What is PISA?
PISA is the largest international comparative education study in the world and is conducted every 3 years. More than 60 countries participate each cycle. PISA assesses 15-year-old students in mathematics, reading, and science literacy. PISA is unique because it focuses on how well students can apply their knowledge and skills they have acquired both in and out of school in real-life contexts. PISA results have been used by researchers and policymakers in the United States and around the world to chart national progress against international benchmarks and to identify strengths and weaknesses in countries' education systems.
What is the PISA Young Adult Follow-up Study and why is it important?
The PISA Young Adult Follow-up Study is a follow-up survey of U.S. PISA students who participated in PISA 2012. Students from PISA 2012 were asked to complete an online survey in the fall of 2015. The survey will ask students about their educational and work experiences and their use of computers and the Internet in their daily lives, and provide an opportunity for students to evaluate their reading and mathematics literacy skills. To measure reading and mathematics skills, the study will make use of the Education and Skills Online (ESO), a new online assessment instrument developed by the OECD and based on the Program for the International Assessment of Adult Competencies (PIAAC).
The PISA Young Adult Follow-up Study is important because it will provide valuable information about how students' skills measured by PISA at age 15 relate to education and work experiences and key skills in young adulthood. This information will help us better understand how well prepared U.S. students are for the global economy. It will also inform discussions about college and career-readiness and successful transitions from high school to college and the workforce.
Students who participated in PISA in 2012 were asked to provide contact information for a follow up study. Those who did are being invited to participate in the PISA Young Adult Follow-up Study. The study is voluntary, but only students who participated in PISA 2012 may participate in this study. These former PISA participants are a unique source of this information, so it is important that everyone who is eligible participates.
What is the study timeline?
Spring 2014: PISA 2012 students who supplied contact information were contacted.

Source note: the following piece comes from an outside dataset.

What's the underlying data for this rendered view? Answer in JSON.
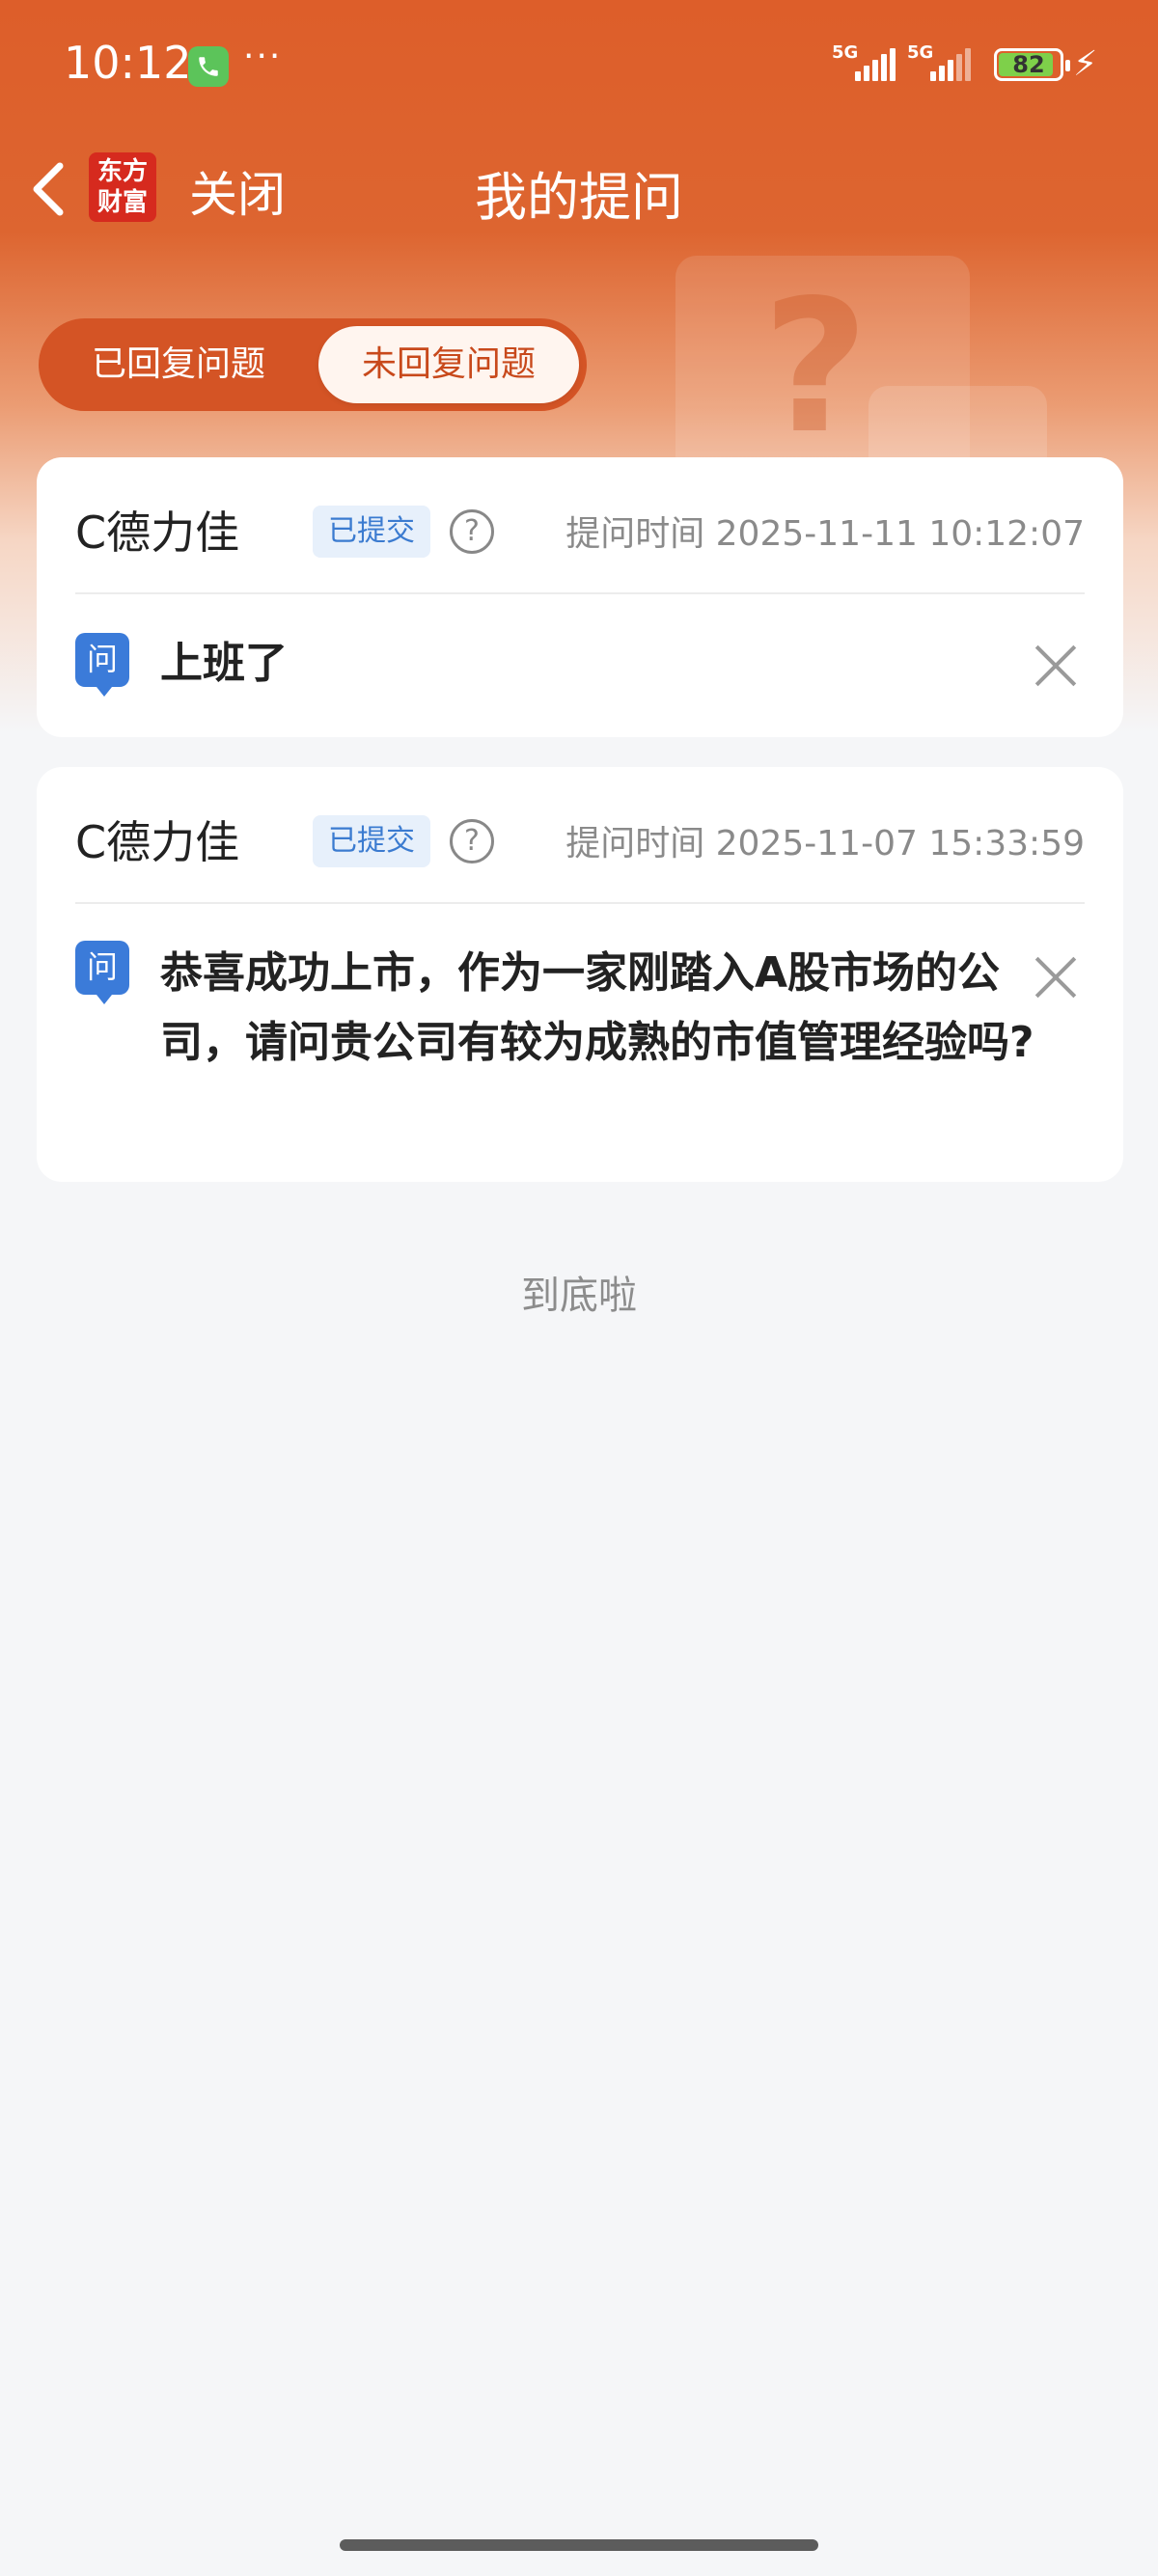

Winter 2015/2016: Some study participants participated in a field test to try out study procedures.
Spring 2016: Study participants took an online survey for the main study data collection.